(March 22, 2016 – Toronto, ON) It was a packed house at the Bloor Hots Docs Cinema this morning as the people behind North America’s largest and most important documentary festival unveiled the films that will make up this year’s schedule. The first announcement was that this year promises to be the biggest and the best festival in Hot Docs’ history. “This year’s festival is wonderfully curious, and especially adventurous,” said Hot Docs Executive Director Brett Hendrie. This year Hot Docs will present “a record number of world and international premiers.”
The 2016 Festival will screen 232 official selections and retrospective titles across 12 distinct programs. Culled from 2,735 submissions, this year’s selection comes from 51 countries and close to 40% of the titles come from women filmmakers. Just one such example is the opening night world premiere of (pictured below) League of Exotic Dancers from Canadian director Rama Rau.
The film sets the stage for a provocative and eye-opening “backstage tour” of the golden age of Burlesque through the colourful lives of unforgettable women who made it glitter. They are our guides, inductees into the Burlesque Hall of Fame, all titans of tease and each possessing a way with words as uninhibited and captivating as her routines. Illuminated by well-known and rare, never-before-seen, archival material and accentuated by a soundtrack
and original music which captures the mood of the era, League of Exotique Dancers peels off the layers of glitter to expose the sexism, racism and widespread stigma faced by Burlesque striptease performers and, indeed, the wider array of working women in that tumultuous era.
It would be impossible to run a documentary festival without participation from the National Film Board (NFB). On the heels of a landmark commitment by the NFB to gender equity in film production, the wealth of talent and diversity in women’s documentary filmmaking at the NFB takes centre stage at Hot Docs, with four premieres of feature documentaries as well as four classic docs. The NFB selection also boasts a newly acquired independent work, for a total of nine films.
Making its world premiere as part of the festival’s Scotiabank Big Ideas Series is The Apology, a feature documentary debut by Toronto-based director Tiffany Hsiung that follows the personal journeys of three survivors of WWII sexual slavery in Japanese-occupied Asia. Won-ok Gil, a survivor and activist, and Mee-hyang Yoon, of the Korean Council for the Women Drafted for Sexual Slavery by Japan, will both take part in a panel discussion following the screening.

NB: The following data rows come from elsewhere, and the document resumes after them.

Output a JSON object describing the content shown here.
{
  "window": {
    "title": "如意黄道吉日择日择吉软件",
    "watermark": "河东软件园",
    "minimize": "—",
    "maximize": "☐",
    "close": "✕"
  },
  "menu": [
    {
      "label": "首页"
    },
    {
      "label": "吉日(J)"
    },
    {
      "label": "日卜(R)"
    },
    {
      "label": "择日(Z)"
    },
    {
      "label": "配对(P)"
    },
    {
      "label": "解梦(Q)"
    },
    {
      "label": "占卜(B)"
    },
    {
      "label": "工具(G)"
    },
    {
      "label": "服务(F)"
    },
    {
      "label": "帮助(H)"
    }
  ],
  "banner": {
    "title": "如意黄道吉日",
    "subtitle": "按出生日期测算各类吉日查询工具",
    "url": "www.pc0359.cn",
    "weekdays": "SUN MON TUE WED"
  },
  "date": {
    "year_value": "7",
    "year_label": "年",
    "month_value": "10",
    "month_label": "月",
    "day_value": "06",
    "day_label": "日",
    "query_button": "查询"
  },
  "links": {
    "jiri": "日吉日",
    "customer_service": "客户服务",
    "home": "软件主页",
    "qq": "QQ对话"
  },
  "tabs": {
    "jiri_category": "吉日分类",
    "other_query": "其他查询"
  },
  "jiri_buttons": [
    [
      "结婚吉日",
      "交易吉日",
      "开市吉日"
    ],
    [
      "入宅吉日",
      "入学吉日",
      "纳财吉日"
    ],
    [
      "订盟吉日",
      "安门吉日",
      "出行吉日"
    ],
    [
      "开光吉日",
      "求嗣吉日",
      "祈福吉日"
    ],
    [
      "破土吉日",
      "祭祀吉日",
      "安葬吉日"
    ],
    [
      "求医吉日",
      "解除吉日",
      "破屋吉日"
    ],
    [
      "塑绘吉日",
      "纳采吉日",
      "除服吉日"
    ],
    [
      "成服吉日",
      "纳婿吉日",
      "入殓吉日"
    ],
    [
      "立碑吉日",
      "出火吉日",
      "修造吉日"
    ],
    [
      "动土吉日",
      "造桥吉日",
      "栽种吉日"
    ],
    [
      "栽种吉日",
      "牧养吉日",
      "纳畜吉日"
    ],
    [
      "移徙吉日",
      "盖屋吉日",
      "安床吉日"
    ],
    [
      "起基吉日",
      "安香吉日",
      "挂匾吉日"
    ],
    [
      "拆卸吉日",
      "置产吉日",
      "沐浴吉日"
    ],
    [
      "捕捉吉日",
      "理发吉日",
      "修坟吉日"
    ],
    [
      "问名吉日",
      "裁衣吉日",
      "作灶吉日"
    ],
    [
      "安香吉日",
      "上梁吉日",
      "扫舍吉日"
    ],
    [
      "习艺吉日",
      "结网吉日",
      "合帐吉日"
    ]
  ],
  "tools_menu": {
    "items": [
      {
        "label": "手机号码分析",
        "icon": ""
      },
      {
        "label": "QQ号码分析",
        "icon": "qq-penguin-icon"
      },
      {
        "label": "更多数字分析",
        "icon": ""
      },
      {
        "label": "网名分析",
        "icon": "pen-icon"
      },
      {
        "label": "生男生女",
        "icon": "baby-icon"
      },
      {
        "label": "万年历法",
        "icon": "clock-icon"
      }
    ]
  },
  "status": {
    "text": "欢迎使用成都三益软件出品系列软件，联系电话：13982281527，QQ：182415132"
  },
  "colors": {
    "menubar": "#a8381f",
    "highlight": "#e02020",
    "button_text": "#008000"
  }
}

In the Canadian Spectrum, the festival’s official competition for Canadian productions, there will be, in addition to other films, three premieres of NFB feature-length documentaries, including the world premieres of Iqaluit-based filmmaker Alethea Arnaquq-Baril’s Angry Inuk (NFB/Unikkaat Studios/EyeSteelFilm), challenging well-established perceptions that have empowered anti-sealing activism, and Montreal-born, Nairobi-based filmmaker/journalist Anjali Nayar’s Gun Runners, the story of two North Kenyan warriors who’ve traded in their rifles to become professional marathoners. Making its Canadian premiere in Canadian Spectrum is Montrealer Zaynê Akyol’s Gulîstan, Land of Roses (Périphéria/Mîtosfilm/NFB), an up-close look at Kurdish women fighters waging war on ISIS. Non-NFB films in this section include KONELINE: our land beautiful. Directed by Nettie Wild this sensual, cinematic celebration of northwestern British Columbia will have its Toronto Premiere on Friday, April 29. More than just a film about the landscape, the doc looks at all the dreamers who move across it. Some hunt on the land. Some mine it. They all love it. Set deep in the traditional territory of the Tahltan First Nation, KONELĪNE captures beauty and complexity as one of Canada’s vast wildernesses undergoes irrevocable change.
Hot Docs’ Redux program will screen Alanis Obomsawin’s 1984 film Incident at Restigouche, in which this master documentarian delves into the history behind two Quebec Provincial Police raids on the Restigouche Reserve in June 1981. Obomsawin, whose legendary NFB career is about to enter its 50th year, puts justice and government relations with First Nations on trial in this landmark documentary.
Hot Docs’ Focus On program will pay tribute to award-winning producer and director Rosie Dransfeld with a retrospective that includes three NFB films: Beaverman (2002), The Dogwalker (2007), and Who Cares (2012), a powerful cinema vérité look at women caught in a cycle of addiction, violence and prostitution in Edmonton’s sex trade. The NFB is currently co-producing Dransfeld’s next documentary, Memento Mori.
Completing the NFB selection at Hot Docs is Zimbelism, a Studio Shoot/Bunbury Films co-produced documentary about the work of humanist photographer George S. Zimbel, distributed by the NFB. Directed by Jean-Francois Gratton and George’s son, Matt Zimbel, this 90-minute film has its Toronto premiere in Artscapes, a dedicated celebration of the arts, creativity, music and pop culture.
The Canadian International Documentary Festival, better known as Hot Docs, runs from April 28 to May 8 and tickets are on sale now.